Adventure Sport

Dusi wins hyacinth battle

2012-02-09 21:53
The headwater of Inanda dam clear of water hyacinth (Gameplan Media)
Pietermaritzburg - With a week to go before the start of the Unlimited Dusi canoe marathon, the race has won a critical victory over water hyacinth that was choking stretches of the race course, threatening to force paddlers to carry their kayaks for kilometres around the infestations of vegetation in the river.

The Department of Water Affairs' Working for Water programme in conjunction with the Dusi uMngeni Conservation Trust (DUCT) put in place a ground-breaking strategy to deal with hyacinth blockages at two key areas on the race route - above Inanda dam and the lower Umgeni above the Outer Ring Road.

Both required different approaches as the ecological demands of the two regions differed widely.

The lower uMngeni hyacinth, Limpopo grass and water lettuce blockage was stopped in the final quarter of last year and eradicated using spraying that started during last year's Dusi and mechanical means, primarily a specialised Truxor DM 5000 water tractor imported for the purpose, with the support of the Durban Green Corridor initiative.

However the most dramatic inroad into the infestation was in the massive blockage above headwaters of Inanda dam, held in place by a boom preventing the exploding mass of hyacinth and water lettuce from extending onto the dam.

In December paddlers taking part in the Land Rover Hansa 50 Miler had to carry their craft for nearly 2 kilometres before the river at Mbeje's Store was choked with water hyacinth and water lettuce.

In what is being described as a triumph for biocontrol, the DUCT and Working for Water team introduced thousands of weevils onto the vegetation mass in the latter stages of last year, when the warmer summer temperatures triggered exponential growth of hyacinth and water lettuce.

"The weevils feed on the buoyant leaves and eat into the stems where they lay eggs which hatch," said DUCT's Bart Fokkens. "The larvae then continue to eat into the plant mass until it finally sinks to the bottom of the dam."

It took less than six weeks, with the final spraying of herbicide helping to complete the eradication of the hyacinth and water lettuce," he added. "The experts who have been working on this for many years say they have never seen such a successful combating of hyacinth and water lettuce."

The weevils are bred at the SA Sugar Research Institute at Mount Edgecombe to handle both waterborne and terrestrial weeks.

The DUCT team is currently involved in a massive clean-up of the Lower uMngeni.

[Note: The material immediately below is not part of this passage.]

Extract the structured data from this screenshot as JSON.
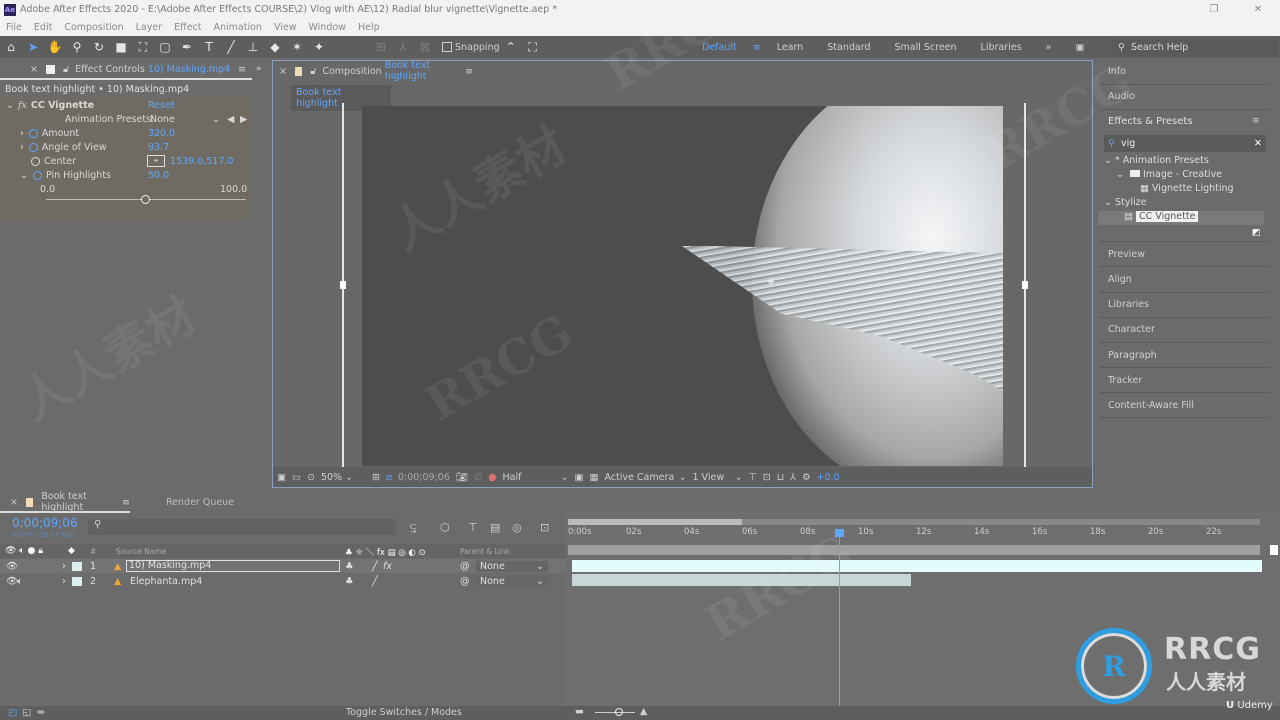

On Wednesday they moved over 900 plastic bags of litter from the area, and have gradually started moving further upstream to continue the clean-up.

The Unlimited Dusi canoe marathon from Camps Drift, Pietermaritzburg to Blue Lagoon, Durban takes place on 16-18 February 2012. More info can be found at

The before picture. The headwater of Inanda dam choked by water hyacinth and water lettuce eight weeks ago. (Gameplan Media)


Read more on:    dusi canoe marathon

What To Read Next


Read News24’s Comments Policy publishes all comments posted on articles provided that they adhere to our Comments Policy. Should you wish to report a comment for editorial review, please do so by clicking the 'Report Comment' button to the right of each comment.

Comment on this story
1 comment
Comments have been closed for this article.
Live Video Streaming
Video Highlights
Sport Talk


Which of the following floats your Extreme Sports boat?

Love 2 Meet
Sport24 on Twitter

Follow Sport24 news on Twitter


With the Absa Premiership in full swing, who will be crowned champions when all is said and done? Will Mamelodi Sundowns defend their title? Or can Kaizer Chiefs, Orlando Pirates or Bidvest Wits mount a serious challenge? Stay glued to Sport24 to find out!

Latest blogs

Twitter Follow Sport24 on Twitter

Facebook "Like" Sport24's Facebook page

WIN Enter and win with Sport24!

BlackBerry Stay in the loop on your BlackBerry

RSS Feeds Sport news delivered really simply.

There are new stories on the homepage. Click here to see them.